About this exercise ▸ Return all lines of the data in which the string "screenshot" occurs.

Source records ▸
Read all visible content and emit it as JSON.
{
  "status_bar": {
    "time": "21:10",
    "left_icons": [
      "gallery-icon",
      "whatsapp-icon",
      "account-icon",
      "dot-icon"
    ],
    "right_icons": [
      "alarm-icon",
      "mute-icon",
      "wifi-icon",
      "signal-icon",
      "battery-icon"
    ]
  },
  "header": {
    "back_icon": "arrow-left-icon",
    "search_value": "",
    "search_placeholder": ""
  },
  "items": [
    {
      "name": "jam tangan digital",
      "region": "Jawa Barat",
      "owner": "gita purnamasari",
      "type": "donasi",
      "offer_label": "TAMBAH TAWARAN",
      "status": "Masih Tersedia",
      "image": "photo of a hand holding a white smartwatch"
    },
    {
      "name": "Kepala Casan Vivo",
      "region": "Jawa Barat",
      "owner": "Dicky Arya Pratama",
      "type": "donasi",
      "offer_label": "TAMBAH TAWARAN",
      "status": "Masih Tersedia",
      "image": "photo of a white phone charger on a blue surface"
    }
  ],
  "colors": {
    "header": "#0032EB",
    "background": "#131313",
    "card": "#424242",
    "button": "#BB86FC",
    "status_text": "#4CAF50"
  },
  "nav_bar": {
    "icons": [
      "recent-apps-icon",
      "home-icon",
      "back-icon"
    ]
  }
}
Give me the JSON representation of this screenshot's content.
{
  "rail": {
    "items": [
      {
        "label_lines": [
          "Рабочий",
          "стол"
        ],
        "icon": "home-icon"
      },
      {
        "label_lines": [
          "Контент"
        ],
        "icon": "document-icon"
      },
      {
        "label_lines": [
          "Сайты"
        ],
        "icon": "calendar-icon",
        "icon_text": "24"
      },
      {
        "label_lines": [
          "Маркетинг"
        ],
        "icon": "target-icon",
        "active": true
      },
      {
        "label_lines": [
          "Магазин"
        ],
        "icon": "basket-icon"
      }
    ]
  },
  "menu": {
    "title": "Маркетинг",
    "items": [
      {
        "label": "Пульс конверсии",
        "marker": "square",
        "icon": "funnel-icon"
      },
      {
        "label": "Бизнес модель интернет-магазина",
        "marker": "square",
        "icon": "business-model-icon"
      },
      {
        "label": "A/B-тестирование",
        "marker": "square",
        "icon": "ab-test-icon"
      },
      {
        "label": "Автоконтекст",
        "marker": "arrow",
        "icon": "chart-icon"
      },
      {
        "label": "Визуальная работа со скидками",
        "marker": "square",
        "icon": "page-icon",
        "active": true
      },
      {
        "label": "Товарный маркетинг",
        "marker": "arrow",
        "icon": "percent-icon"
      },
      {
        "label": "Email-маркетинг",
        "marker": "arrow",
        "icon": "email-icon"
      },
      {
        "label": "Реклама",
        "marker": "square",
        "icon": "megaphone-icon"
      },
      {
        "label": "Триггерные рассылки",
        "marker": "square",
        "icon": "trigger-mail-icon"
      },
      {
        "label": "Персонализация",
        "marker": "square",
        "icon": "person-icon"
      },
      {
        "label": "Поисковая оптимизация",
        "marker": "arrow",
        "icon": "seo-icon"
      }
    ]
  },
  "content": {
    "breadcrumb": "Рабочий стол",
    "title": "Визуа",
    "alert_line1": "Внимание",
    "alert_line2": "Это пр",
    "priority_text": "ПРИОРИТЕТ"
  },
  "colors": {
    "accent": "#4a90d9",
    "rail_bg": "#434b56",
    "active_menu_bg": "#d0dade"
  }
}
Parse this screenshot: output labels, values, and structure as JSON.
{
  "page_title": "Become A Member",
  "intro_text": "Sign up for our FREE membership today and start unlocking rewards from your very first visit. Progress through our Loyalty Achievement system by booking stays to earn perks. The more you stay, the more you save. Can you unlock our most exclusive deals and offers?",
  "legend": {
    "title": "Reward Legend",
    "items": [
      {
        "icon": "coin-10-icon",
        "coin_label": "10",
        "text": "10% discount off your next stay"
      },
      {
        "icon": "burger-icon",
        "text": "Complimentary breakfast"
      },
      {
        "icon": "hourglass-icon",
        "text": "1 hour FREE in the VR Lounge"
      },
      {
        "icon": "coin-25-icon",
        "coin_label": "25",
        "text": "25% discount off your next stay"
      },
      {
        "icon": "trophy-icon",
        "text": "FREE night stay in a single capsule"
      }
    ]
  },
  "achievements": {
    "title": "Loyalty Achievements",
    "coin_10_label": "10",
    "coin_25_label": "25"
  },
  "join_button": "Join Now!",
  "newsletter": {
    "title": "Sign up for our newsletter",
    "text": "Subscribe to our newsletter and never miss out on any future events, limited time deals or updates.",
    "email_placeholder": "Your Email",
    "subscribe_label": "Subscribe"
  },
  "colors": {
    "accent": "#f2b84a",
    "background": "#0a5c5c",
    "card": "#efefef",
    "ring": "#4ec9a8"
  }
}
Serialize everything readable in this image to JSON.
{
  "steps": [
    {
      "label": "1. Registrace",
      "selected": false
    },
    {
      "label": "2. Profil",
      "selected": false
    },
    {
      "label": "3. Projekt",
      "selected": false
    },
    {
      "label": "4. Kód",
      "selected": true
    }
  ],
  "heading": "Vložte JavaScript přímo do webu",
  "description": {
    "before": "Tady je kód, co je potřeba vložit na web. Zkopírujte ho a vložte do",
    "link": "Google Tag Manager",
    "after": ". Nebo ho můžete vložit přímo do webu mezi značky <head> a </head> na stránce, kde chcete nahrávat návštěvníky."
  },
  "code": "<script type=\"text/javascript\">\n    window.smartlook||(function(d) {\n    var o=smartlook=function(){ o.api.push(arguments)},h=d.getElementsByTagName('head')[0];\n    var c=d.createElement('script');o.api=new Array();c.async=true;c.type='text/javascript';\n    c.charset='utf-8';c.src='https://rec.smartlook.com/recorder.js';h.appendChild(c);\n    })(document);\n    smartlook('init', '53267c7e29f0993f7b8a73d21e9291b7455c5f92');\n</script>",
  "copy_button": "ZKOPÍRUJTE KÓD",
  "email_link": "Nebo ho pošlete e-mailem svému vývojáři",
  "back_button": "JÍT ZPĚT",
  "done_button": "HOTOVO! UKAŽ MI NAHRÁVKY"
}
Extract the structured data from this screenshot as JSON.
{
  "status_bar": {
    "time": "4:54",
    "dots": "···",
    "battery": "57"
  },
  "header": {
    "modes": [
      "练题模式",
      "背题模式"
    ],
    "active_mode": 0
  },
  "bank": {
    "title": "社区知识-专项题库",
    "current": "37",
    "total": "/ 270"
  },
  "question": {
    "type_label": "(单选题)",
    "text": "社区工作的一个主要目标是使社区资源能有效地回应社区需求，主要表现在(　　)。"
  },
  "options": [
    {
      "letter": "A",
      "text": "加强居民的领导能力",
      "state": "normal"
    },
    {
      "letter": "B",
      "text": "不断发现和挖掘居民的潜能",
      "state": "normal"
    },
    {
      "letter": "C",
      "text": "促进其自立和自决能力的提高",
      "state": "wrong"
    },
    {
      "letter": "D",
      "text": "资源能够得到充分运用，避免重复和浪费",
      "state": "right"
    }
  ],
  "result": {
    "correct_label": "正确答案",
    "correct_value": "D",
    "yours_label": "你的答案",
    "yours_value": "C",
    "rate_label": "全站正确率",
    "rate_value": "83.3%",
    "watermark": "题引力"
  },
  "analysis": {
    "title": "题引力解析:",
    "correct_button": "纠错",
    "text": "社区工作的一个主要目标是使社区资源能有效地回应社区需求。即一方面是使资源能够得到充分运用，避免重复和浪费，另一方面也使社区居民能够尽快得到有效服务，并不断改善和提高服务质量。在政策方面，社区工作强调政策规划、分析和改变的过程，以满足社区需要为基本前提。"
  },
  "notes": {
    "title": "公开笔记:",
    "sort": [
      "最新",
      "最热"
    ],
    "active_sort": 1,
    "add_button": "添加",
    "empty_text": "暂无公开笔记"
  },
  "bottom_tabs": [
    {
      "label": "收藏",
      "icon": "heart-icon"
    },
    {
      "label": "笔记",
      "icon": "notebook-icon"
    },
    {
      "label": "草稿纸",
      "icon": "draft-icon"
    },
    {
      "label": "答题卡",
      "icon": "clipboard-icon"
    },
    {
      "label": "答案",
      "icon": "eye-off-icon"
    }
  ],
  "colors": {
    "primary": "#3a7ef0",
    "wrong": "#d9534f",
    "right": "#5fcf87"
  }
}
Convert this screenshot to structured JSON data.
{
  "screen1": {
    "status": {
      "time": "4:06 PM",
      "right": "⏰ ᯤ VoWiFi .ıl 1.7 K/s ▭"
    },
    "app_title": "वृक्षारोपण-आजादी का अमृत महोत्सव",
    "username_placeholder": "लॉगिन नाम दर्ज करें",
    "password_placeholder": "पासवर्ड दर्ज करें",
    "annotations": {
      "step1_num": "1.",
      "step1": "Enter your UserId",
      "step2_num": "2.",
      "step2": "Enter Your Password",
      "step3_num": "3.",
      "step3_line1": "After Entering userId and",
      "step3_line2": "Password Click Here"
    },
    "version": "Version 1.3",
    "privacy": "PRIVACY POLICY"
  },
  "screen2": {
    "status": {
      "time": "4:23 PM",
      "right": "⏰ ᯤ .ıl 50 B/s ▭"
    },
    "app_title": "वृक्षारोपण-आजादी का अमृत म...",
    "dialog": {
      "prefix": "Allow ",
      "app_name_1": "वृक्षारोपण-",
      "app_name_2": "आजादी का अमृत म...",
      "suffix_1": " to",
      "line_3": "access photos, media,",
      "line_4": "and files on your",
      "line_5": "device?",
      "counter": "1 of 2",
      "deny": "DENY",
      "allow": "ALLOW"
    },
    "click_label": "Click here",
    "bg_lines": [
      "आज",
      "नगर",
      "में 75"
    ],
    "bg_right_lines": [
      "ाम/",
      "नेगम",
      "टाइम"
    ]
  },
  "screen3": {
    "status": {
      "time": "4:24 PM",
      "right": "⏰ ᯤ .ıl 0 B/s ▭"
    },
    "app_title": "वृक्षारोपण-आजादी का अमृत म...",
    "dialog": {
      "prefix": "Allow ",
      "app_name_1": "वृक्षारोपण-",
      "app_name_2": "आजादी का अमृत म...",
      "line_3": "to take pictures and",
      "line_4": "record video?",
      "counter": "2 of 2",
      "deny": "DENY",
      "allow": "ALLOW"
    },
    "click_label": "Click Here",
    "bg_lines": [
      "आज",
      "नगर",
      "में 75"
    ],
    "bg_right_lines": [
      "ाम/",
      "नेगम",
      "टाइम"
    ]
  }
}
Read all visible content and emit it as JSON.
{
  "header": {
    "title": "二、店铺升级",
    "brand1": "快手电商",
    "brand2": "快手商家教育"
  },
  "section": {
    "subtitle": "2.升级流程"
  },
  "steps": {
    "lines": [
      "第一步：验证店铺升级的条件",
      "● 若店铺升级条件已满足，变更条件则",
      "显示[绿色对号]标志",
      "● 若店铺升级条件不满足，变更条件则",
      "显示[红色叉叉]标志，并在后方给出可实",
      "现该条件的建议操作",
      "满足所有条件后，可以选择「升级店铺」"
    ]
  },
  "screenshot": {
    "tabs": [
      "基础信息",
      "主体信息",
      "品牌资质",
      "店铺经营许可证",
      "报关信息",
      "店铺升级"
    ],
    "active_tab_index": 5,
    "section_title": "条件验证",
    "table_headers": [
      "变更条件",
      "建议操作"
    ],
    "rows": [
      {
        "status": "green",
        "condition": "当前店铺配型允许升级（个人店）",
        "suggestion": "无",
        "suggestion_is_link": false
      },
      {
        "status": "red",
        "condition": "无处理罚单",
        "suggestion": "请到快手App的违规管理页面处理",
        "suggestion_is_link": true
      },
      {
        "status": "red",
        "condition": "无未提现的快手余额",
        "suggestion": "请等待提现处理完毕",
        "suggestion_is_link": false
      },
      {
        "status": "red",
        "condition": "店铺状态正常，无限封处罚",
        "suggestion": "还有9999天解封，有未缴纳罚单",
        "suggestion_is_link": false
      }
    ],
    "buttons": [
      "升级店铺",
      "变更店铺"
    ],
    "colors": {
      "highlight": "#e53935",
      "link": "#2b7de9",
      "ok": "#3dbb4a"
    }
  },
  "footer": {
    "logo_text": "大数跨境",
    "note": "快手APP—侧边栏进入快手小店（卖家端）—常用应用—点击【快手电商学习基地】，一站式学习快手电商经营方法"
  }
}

Answer box ▸
Give me the JSON representation of this screenshot's content.
Parse this screenshot: output labels, values, and structure as JSON.
Extract the structured data from this screenshot as JSON.
Convert this screenshot to structured JSON data.
  "screenshot": {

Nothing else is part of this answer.